Freedom from Believing Thoughts

Last night I was at a bar in San Francisco, on a roof-top overlooking the city. I was with two young actors about to begin their careers. We started to talk about what might be possible in their futures. Very quickly, it became clear that most of what they were focusing on was beliefs: “I’m not skinny enough,” “I not the right ethnicity,” and “I’m not the right type.”

So much effort and energy was being spent on these beliefs that contradicted what they appeared to be choosing from life. I spent some time supporting them in discovering that these beliefs are just thoughts that have been taken seriously. Thoughts are just concepts that pass through the mind. Thoughts have no inherent basis in reality.

“They think I’m a crap actor!” is a thought. This is so arrogant! They’re not even thinking about you. If they’re caught up in thoughts, then they will be thoughts about themselves, thoughts like “I’m so good at this!” or “I’m better than him!” Their process of suffering and self-limiting has nothing to do with you. Your thoughts have nothing to do with you either.

It’s not necessary to find counter-examples to disprove the veracity of thoughts. For example, saying, “Well, look at Lena Dunham, she’s successful in spite of everything,” will only lead down a rabbit-hole spiral of beliefs and counter-beliefs. To discover the creative freedom that is already here, all we have to do is recognize thoughts as thoughts, to see them for what they really are. Thoughts clearly have no intrinsic basis in reality beyond being dry concepts. In scientific terms, thoughts are simply hypotheses appearing out of thin-air. They are hypotheses that are truly untestable because we cannot ever really know what’s going on inside other people or what will happen in an imagined future that never comes, that’s never this [looks around]. All we can truly hope to know is what actually appears to be happening.

It’s as if we’re walking along the street and stopping to pick up and worship each piece of trash we see. There’s nothing wrong with worshipping trash, but it’s probably not what you have envisioned for your life. Look at what you’re holding onto; it’s just a piece of trash. Drop it into the trash can, if you like, or place it on an altar and worship, it if you like; it makes no difference.

Meanwhile, there’s something dissatisfying about worshipping trash. Part of us is watching and whispering, “that’s not quite what I had in mind.” Not only that, but other people seem to notice that we have a collection of trash and donate to our collection: “Yeah, Hollywood is really brutal. Those casting agents don’t give you a chance. You have to sleep with directors to get anywhere.” Now your trash collection is getting impressive!

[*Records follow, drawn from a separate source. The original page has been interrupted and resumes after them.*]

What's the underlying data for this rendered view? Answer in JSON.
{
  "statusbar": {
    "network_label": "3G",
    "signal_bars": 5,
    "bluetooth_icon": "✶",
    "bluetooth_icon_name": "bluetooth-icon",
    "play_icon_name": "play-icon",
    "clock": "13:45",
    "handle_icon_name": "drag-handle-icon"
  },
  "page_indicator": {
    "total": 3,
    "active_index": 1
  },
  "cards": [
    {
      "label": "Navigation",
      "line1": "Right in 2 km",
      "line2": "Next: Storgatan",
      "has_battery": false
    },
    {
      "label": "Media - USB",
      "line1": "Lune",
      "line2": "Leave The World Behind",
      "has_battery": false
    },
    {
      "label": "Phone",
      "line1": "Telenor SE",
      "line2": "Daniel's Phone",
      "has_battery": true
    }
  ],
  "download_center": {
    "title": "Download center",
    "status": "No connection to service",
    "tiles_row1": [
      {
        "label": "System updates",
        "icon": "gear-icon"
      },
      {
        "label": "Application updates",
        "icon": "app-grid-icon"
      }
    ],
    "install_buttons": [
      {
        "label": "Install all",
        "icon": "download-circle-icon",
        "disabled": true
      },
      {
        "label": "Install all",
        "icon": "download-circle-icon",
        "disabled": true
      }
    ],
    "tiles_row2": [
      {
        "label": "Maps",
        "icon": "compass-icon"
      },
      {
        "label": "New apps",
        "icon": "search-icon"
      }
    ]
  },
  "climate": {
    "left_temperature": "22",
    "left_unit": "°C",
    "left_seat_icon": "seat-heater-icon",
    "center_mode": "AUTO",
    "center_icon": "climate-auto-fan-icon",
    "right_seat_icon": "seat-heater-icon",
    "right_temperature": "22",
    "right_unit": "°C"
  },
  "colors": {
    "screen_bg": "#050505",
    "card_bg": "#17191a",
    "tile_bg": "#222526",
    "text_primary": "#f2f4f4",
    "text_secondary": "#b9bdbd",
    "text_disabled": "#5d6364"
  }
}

So the trick, if there is a trick, is to notice what you’re doing and to let go of the thoughts. Thoughts will naturally flow through on their own. They’re like water in a river. The river is always the same, but the thoughts keep changing. There’s an apparent process that is trying to happen so that what you truly are can become manifest.

The continual perfection of reality, and the apparent ability to choose what shows up in life, is not something that must be constructed. This perfection is revealed naturally when these trashy hypotheses about reality are allowed to flow by, to flow back into the ocean.

There’s nothing we have to do, although it’s possible that the apparent grasping can subside. Then the trash collection can gradually be washed away by the river of life. Then we can immediately step into the flow and become deliciously overwhelmed by it. Then can we merge into what is happening and allow the recognition that we have always been one with it.